Vonnegut tells us that Robert Kennedy died last night. Martin Luther King, Jr., was assassinated a month ago. Body counts are reported every night on the news as signs that the war in Vietnam is being won. Vonnegut's father died years ago of natural causes. He left Billy all of his guns, which rust. Billy claims that on Trafalmadore the aliens are more interested in Darwin than Jesus. Darwin, says Vonnegut, taught that death was the means to progress. Vonnegut recalls the pleasant trip he made to Dresden with his old war buddy, O'Hare. They were looking up facts about Dresden in a little book when O'Hare came across a passage on the exploding world population. By 2000, the book predicts, the world will have a population of 7 billion people. Vonnegut says that he supposes they will all want dignity.
Billy Pilgrim travels back in time to 1945, two days after the bombing of Dresden. German authorities find the POWs in the innkeeper's stable. Along with other POWs, they are brought back to Dresden to dig for bodies. Bodies are trapped in protected pockets under the rubble, and the POWs are put to work bringing them up. But after one of the workers is lowered into a pocket and dies of the dry heaves, the Germans settle on incinerating the bodies instead of retrieving them. During this time, Edgar Derby is caught with a teapot he took from the ruins. He is tried and executed by a firing squad.
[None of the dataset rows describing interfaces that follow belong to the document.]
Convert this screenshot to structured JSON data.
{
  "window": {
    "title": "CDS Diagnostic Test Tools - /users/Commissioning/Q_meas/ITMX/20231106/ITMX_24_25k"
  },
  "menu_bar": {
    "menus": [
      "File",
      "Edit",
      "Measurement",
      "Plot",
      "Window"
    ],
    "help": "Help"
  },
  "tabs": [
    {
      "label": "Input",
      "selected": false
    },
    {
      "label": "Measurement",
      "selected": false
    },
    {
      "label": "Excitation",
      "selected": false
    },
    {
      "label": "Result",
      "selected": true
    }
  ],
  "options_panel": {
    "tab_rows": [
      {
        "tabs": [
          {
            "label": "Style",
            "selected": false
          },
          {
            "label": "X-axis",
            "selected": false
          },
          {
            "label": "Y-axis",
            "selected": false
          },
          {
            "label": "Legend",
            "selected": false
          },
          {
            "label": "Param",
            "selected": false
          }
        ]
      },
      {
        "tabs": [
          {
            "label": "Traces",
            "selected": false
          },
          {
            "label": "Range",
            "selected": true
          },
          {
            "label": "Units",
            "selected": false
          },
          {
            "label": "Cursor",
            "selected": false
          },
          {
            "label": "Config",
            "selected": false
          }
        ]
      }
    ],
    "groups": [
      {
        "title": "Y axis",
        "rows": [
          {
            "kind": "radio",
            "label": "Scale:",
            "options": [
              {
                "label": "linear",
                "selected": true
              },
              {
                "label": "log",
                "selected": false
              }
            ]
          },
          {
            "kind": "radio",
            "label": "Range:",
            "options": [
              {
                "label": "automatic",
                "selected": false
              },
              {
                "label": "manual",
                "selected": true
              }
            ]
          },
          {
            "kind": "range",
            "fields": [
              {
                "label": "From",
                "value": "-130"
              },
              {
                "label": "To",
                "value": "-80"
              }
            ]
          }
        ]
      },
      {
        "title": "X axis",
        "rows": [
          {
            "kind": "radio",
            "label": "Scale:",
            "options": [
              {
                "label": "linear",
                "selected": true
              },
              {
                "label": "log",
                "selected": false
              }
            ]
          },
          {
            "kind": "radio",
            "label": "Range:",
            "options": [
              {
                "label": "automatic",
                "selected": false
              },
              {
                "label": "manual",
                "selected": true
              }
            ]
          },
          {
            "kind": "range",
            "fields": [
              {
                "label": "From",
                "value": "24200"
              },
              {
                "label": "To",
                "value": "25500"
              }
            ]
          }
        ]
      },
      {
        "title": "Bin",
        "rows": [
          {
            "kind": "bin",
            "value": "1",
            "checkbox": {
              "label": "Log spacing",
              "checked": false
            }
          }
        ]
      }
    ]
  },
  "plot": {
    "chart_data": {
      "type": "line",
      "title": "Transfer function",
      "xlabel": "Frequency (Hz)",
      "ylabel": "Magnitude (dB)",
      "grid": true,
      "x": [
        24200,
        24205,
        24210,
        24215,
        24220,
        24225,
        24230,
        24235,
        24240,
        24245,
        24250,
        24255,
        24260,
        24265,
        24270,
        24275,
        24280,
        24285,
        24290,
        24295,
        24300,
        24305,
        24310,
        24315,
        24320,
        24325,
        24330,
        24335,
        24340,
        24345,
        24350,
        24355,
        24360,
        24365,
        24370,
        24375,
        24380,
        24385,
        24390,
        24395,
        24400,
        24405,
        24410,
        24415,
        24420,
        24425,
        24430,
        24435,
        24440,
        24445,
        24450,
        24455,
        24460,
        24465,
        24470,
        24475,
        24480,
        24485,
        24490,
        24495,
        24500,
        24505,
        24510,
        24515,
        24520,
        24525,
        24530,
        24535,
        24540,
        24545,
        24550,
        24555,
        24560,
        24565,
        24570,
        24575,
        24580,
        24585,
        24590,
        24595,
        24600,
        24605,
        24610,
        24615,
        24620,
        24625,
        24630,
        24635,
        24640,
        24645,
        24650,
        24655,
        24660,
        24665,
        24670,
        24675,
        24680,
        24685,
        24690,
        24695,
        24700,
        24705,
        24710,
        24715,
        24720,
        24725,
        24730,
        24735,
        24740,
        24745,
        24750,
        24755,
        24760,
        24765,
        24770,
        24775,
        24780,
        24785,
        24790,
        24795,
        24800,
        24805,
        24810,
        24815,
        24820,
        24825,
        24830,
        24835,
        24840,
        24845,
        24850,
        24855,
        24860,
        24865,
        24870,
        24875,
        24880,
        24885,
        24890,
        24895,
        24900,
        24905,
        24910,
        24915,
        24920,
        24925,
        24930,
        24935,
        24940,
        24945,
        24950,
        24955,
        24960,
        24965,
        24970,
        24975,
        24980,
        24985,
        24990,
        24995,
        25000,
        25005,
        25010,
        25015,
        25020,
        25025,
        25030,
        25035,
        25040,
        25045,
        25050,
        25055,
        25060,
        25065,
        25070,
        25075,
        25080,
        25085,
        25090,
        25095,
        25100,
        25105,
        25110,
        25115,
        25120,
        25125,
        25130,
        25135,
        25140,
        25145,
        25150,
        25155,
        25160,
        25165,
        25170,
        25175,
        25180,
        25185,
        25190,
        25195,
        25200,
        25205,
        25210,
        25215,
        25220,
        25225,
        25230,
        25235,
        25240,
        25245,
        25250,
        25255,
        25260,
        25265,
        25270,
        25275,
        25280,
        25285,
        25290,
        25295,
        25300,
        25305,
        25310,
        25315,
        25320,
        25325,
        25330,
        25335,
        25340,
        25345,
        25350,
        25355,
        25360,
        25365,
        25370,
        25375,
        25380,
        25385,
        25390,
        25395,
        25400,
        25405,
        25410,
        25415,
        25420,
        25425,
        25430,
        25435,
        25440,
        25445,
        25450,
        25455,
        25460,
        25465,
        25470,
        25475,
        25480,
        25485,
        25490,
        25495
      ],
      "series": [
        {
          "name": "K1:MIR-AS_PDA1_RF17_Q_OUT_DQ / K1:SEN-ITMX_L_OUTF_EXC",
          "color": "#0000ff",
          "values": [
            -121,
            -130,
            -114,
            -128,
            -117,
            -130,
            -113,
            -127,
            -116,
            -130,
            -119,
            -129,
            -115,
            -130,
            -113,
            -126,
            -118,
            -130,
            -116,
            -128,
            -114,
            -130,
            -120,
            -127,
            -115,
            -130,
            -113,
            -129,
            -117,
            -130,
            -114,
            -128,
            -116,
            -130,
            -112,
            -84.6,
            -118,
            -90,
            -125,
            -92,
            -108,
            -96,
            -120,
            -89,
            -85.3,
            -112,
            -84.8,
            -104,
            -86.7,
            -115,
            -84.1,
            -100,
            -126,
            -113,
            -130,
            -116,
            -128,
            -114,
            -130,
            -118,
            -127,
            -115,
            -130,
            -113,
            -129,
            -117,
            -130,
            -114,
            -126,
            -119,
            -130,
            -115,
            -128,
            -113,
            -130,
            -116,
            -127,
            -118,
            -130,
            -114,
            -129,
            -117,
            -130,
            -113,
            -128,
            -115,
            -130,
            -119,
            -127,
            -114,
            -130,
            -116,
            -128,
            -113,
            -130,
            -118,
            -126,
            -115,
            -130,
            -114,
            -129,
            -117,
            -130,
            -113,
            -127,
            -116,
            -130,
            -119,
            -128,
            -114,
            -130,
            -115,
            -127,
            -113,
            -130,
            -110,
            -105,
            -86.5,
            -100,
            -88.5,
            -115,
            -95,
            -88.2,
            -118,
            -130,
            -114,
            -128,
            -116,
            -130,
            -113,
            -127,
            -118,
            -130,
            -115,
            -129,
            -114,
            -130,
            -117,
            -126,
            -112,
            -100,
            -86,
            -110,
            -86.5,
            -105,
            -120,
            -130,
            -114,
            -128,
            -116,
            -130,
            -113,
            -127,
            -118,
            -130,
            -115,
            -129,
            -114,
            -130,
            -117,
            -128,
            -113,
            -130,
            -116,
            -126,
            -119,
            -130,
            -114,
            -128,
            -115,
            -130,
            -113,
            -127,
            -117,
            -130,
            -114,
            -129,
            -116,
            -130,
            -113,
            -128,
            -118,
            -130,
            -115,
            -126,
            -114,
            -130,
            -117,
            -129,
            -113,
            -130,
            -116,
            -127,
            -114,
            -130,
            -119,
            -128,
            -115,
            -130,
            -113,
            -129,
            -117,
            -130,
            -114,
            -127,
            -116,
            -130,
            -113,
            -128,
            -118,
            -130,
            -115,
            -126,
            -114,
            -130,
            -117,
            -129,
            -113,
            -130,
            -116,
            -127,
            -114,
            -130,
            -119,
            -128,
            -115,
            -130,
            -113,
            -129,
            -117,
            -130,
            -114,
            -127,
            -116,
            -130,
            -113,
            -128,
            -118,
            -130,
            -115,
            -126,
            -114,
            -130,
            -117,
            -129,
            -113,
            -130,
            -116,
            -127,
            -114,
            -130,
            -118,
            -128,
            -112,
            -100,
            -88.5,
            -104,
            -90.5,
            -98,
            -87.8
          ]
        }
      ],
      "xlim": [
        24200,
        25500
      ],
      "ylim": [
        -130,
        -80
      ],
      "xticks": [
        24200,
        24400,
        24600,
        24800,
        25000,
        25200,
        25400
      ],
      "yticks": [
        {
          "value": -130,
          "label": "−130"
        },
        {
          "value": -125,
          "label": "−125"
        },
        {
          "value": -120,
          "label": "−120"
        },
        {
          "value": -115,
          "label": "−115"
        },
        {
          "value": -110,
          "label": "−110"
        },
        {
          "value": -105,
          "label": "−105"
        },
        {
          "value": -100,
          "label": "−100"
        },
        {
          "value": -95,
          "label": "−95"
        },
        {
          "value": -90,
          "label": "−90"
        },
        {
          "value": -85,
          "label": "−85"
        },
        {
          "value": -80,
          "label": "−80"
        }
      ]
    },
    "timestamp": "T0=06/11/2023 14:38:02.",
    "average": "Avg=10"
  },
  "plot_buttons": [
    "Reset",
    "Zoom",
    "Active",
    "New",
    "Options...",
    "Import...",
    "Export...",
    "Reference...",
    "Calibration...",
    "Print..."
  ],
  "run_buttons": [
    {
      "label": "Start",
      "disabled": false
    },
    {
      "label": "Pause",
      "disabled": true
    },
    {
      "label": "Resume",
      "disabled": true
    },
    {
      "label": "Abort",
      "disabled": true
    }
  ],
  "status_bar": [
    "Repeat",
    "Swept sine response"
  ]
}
Then the POWs were returned to the stable. The German soldiers went off to fight the Soviets. Spring comes, and one day in May the war is over. Billy and the other men go outside into the abandoned suburbs. They find a horse-drawn wagon, the wagon green and shaped like a coffin. The birds sing, "Po-tee-weet?"